Know what you are buying or don’t buy it.
Know what you are buying or don’t buy it.
In hindsight, all our returns could have been better.bondsr4me wrote: ↑Tue Sep 14, 2021 8:04 am Looks as tho some Schwab Intelligent Portfolio customers are unhappy about the cash sweep in the program.
https://www.investmentnews.com/schwab-h ... ign=buffer
Hope the link works.
Analysis shows Schwab likely earned $185 million based on estimates of what Schwab Bank could do with the cash.
It also shows that they could have earned $554 million if they had charged a 0.30% management fee. This means Schwab could have earned more by charging a 0.30% management fee.
There is also an estimate of how much clients could have earned if Schwab had not used the cash allocation and instead just invested it in their fixed income allocation. The result of that would have been taking more risk and having higher volatility, but had they taken more risk and charged the 0.30% management fee then clients could have earned $531 million more.
That said, I don't think we are through this economic cycle and claiming clients could have earned more in a particular environment just seems like judgement in hindsight. Going forward, the Robo report cited in many of the articles on the lawsuit acknowledges that Schwab's bond portfolio is better positions for rising rate environments and have done well in the recent inflation. Overall, tracking all robot on the market shows Schwab has the best 5-year trailing returns for fixed income (but not all robots have been around for 5 years).

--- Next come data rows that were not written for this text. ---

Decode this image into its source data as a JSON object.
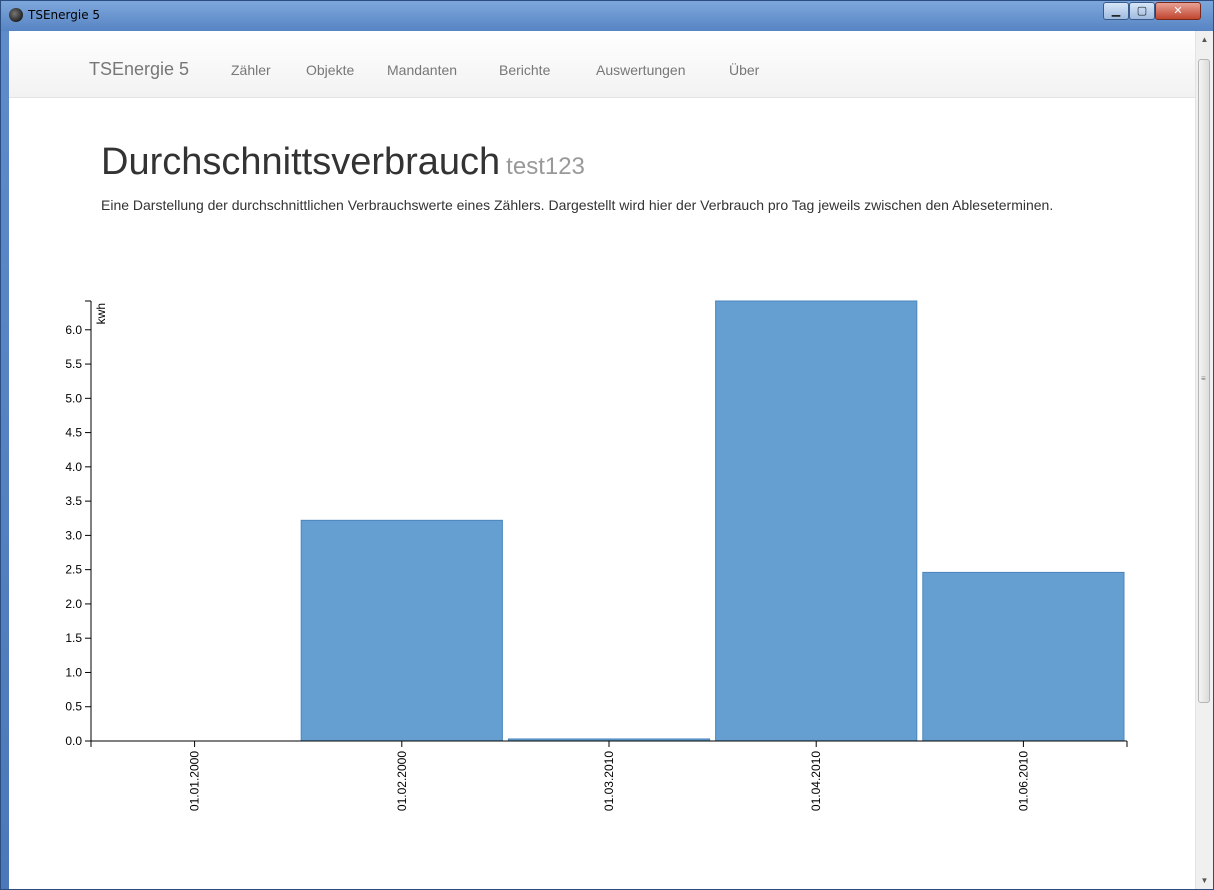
{
  "window": {
    "title": "TSEnergie 5"
  },
  "navbar": {
    "brand": "TSEnergie 5",
    "links": [
      "Zähler",
      "Objekte",
      "Mandanten",
      "Berichte",
      "Auswertungen",
      "Über"
    ]
  },
  "page": {
    "title": "Durchschnittsverbrauch",
    "subtitle": "test123",
    "description": "Eine Darstellung der durchschnittlichen Verbrauchswerte eines Zählers. Dargestellt wird hier der Verbrauch pro Tag jeweils zwischen den Ableseterminen."
  },
  "chart_data": {
    "type": "bar",
    "categories": [
      "01.01.2000",
      "01.02.2000",
      "01.03.2010",
      "01.04.2010",
      "01.06.2010"
    ],
    "values": [
      0,
      3.22,
      0.03,
      6.42,
      2.46
    ],
    "ylabel": "kwh",
    "ylim": [
      0,
      6.42
    ],
    "yticks": [
      "0.0",
      "0.5",
      "1.0",
      "1.5",
      "2.0",
      "2.5",
      "3.0",
      "3.5",
      "4.0",
      "4.5",
      "5.0",
      "5.5",
      "6.0"
    ],
    "bar_color": "#659fd1",
    "grid": false
  }
}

So again, Schwab could have earned more by charging a 0.30% management fee, but doing so would result in a portfolio less well positioned to deal with inflation.
Also, Schwab's equity selections have a "substantial" value tilt which has year-to-date done better than the market.
In general, I think and have always thought the Schwab portfolio to be positioned for inflation more than others. I think some are simply unhappy with that positioning. With all the alarm on Bogleheads today about positioning a Porfolio for inflation, it does seem appropriate that Schwab had done so in advance even at their own expense.
See The Robo Report second quarter 2021
Last edited by typical.investor on Tue Sep 14, 2021 5:59 pm, edited 1 time in total.
Schwab could not have been more clear about the cash drag.
We don't know how to beat the market on a risk-adjusted basis, and we don't know anyone that does know either | --Swedroe | We assume that markets are efficient, that prices are right | --Fama
Exactly, extensive footnotes and disclosures. They even bragged about how much profit they were making from it in their 10-K filing to the SEC a few years ago. They self reported it to the SEC through their 10-K. Of course that was when interest rates were higher and more opportunity for arbitrage so maybe not so much excitement now.
I have a Schwab taxable account, and I am happy not to be part of the class action. I don't always like everything Schwab does, but I will give them credit for always being transparent. If some class of investors think they were hoodwinked by Schwab, then they must be investing blindly.
+1UpperNwGuy wrote: ↑Tue Sep 14, 2021 7:37 pm I have a Schwab taxable account, and I am happy not to be part of the class action. I don't always like everything Schwab does, but I will give them credit for always being transparent. If some class of investors think they were hoodwinked by Schwab, then they must be investing blindly.
Agree. That was my first thought also.